On February 17, Lieutenant-General Sami Enan, Egypt’s former armed forces chief-of-staff, announced that he would be running for president. One can be forgiven for asking: Why?  Enan’s candidacy seems impractical and impracticable. Based on what is known publicly, which actually is not very much, it is widely assumed that Field Marshal Abdel Fattah al-Sisi will be the military’s candidate.  It seems hard to imagine that if al-Sisi runs, he would have much trouble winning.  Despite the crude propaganda in the form of al-Sisi sweets, sandwiches, pajamas, posters, t-shirts, and odes to the man, there are many Egyptians who seem inclined—at this moment—to want the Field Marshal’s firm hand.  Enan, whose sterling reputation was tarnished during the 18 months he was the second-in-command of the Supreme Council of the Armed Forces, does not have the kind of broad appeal of al-Sisi.  So what is going on?  Why does Sami Enan want to be the president?  As with everything in Egypt, Enan’s candidacy may (or may not) be a bit more complicated than a man with an ambition to lead a great country back from the brink. Read more »

Do Not Run, al-Sisi…Do Not Run

by Steven A. Cook
Army Chief General Abdel Fattah al Sisi (Mohamed Abd El Ghany/Courtesy Reuters). Army Chief General Abdel Fattah al Sisi (Mohamed Abd El Ghany/Courtesy Reuters).

Gamal Mubarak or Omar Suleiman?  Omar Suleiman or Gamal Mubarak?  Not too long ago this was what many Egyptians and virtually any westerner  who had an interest in Egypt  were asking.   Everyone had an answer based on the Cairo rumor mill, multiple dodgy sources like a neighbor who revealed Hosni Mubarak’s inner most thoughts based on what he had heard from his wife’s uncle who was friends with a journalist with close ties to the presidency, and sheer creativity.  We are back at it again, but this time is obviously not about Omar Pasha who died suddenly in the summer of 2012 nor Gamal who continues to languish in Tora prison, waiting for appeals to be heard in various corruption cases.  No, now everyone is asking “Will he or won’t he?”  The “he” is, of course, Major-General Abdel Fattah al-Sisi, the man behind the July 3 coup d’état and apparently the object of much adoration among various segments of the Egyptian population and the question is whether he will run for president.  It seems that every day there is some new indication—imagined or otherwise—that the general will run. Read more »

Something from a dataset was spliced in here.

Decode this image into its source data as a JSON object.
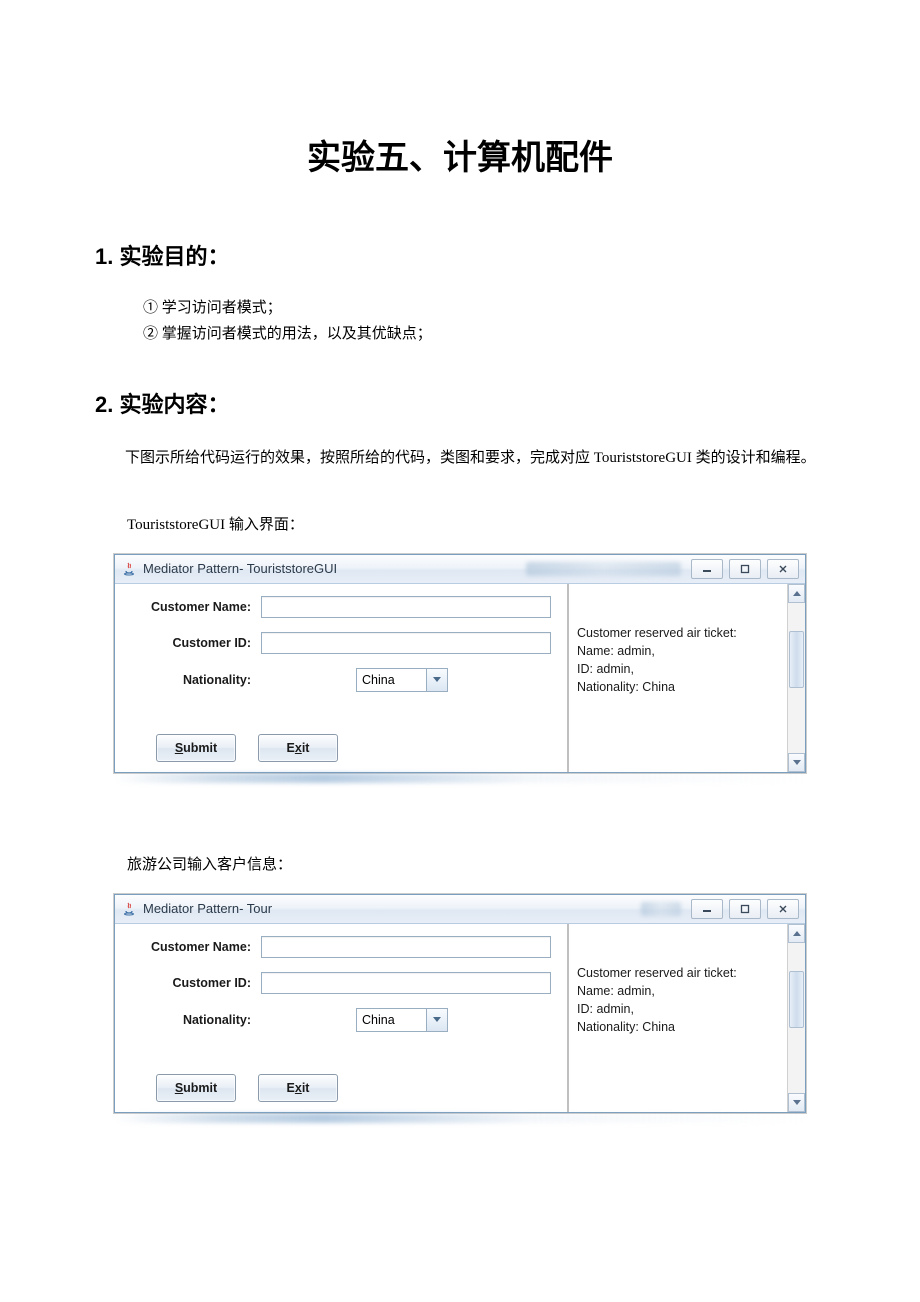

Egypt’s Nexus of Power

by Guest Blogger for Steven A. Cook
Egypt's Defense Minister Abdel Fattah al Sisi is seen during a news conference in Cairo (Stringer/Courtesy Reuters). Egypt's Defense Minister Abdel Fattah al Sisi is seen during a news conference in Cairo (Stringer/Courtesy Reuters).

My dear friend, Nervana Mahmoud, an Egyptian-born doctor in the UKis a keen observer of Egyptian politics.  Her article below discusses power dynamics among Egypt’s principal political actors and how those dynamics might play out in the next presidential elections there. Enjoy… Read more »